One thing I've been trying to do lately on this blog is to have positive posts or at least positive notes on negative posts. Sometimes it's hard to do when you're involved in conflicts and struggles.
On that note, I came across a post on NYtimes.com called In Praise of Autism (after reading a tweet from @autismcrisis). The basic concept is that the autistic point of view can be very valuable in higher education and in information technology. The article seemed like old news, but the comments were what drew my attention. There were several people who felt that the article ignored the desperate plight of "low functioning" or "severely" autistic individuals.
Here's my response to that viewpoint:
I am a parent of a significantly autistic child. I'm not sure what his functioning level will be when he's looking for a job, but right now his disability is very apparent and often makes his life difficult. It also severely limits many of the things our family can do together.

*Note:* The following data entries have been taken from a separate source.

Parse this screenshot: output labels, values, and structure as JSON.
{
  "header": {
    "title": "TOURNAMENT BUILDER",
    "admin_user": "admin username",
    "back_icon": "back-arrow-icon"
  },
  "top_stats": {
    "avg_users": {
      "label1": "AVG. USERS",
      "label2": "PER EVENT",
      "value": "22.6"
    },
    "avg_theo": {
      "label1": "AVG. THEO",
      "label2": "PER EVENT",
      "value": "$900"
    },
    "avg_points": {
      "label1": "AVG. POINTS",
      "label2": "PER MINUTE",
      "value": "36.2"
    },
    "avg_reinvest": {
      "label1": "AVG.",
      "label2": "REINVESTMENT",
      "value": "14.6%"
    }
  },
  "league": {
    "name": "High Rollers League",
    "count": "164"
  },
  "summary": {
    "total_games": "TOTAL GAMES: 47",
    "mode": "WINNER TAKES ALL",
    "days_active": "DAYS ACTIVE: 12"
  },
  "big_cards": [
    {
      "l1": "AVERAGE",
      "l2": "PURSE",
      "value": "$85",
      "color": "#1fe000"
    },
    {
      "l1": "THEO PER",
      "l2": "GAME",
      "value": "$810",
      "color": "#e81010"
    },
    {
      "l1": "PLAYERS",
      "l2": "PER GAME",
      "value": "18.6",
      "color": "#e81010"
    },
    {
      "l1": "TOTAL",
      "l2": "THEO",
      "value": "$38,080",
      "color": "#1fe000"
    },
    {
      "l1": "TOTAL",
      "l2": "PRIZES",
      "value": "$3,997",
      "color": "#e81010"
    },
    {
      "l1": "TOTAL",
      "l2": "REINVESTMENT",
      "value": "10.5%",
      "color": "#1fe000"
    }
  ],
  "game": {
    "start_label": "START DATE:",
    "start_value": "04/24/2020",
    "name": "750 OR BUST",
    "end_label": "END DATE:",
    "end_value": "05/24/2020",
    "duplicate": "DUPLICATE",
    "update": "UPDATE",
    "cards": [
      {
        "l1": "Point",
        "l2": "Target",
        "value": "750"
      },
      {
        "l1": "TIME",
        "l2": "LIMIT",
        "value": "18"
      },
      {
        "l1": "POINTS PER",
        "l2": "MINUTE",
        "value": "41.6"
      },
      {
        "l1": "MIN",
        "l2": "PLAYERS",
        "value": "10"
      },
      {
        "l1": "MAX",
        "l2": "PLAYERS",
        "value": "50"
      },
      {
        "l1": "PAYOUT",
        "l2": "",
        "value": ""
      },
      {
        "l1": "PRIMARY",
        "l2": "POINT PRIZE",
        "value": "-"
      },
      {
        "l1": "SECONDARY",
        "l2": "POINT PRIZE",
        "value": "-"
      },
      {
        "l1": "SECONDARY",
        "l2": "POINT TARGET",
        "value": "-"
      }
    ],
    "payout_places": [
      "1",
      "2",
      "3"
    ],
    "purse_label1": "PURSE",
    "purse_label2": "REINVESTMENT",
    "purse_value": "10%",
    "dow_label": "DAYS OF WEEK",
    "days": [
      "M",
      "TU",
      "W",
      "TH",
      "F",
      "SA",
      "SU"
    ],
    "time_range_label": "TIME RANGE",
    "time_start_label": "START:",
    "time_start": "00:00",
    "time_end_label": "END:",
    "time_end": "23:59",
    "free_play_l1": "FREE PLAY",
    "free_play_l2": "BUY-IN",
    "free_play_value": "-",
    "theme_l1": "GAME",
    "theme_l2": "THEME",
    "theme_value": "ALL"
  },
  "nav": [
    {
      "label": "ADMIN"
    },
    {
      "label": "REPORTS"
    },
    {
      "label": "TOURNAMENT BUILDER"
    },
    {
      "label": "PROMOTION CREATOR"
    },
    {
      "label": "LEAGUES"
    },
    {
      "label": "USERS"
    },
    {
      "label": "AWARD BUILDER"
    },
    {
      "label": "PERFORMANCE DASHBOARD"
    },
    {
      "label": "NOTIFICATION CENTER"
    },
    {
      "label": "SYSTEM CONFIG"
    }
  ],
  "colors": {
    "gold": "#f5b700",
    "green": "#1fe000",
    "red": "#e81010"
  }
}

I totally disagree with the commentors here that say if you had a severely autistic child discussions of the value of autistics in the workforce are a waste of time. I want my son to be included in society and included in a mainstream classroom. For that to happen society must see the value of my child and his potential. The discussion of the value of the different viewpoints those with Aspergers bring helps our argument. Although there is extra work to include him, there is payoff. Even if my son doesn't enter the workforce, the kids that have been in class with him will be more compassionate towards their co-workers who are on the spectrum.
On the other hand, the continual demonization of autism and how it has ruined this or that plan or path is not helpful to us. When it's implied that autism has taken our "real" child away from us, why should society waste it's time on the dregs that are left? As parents of more significantly affected autistic kids we have to convince society to accept our kids and find value in them. That means we have to do the same ourselves. The next step is to strongly object when anyone tells us that autism is (and by association, our kids are) a disaster and the only solution is eradication.
Just to make it clear - I love msk for the person he is, and that includes the fact that he is autistic. He would not be the person that I love if he were not autistic. In a similar vein, I would not be the person that I am if he were not autistic.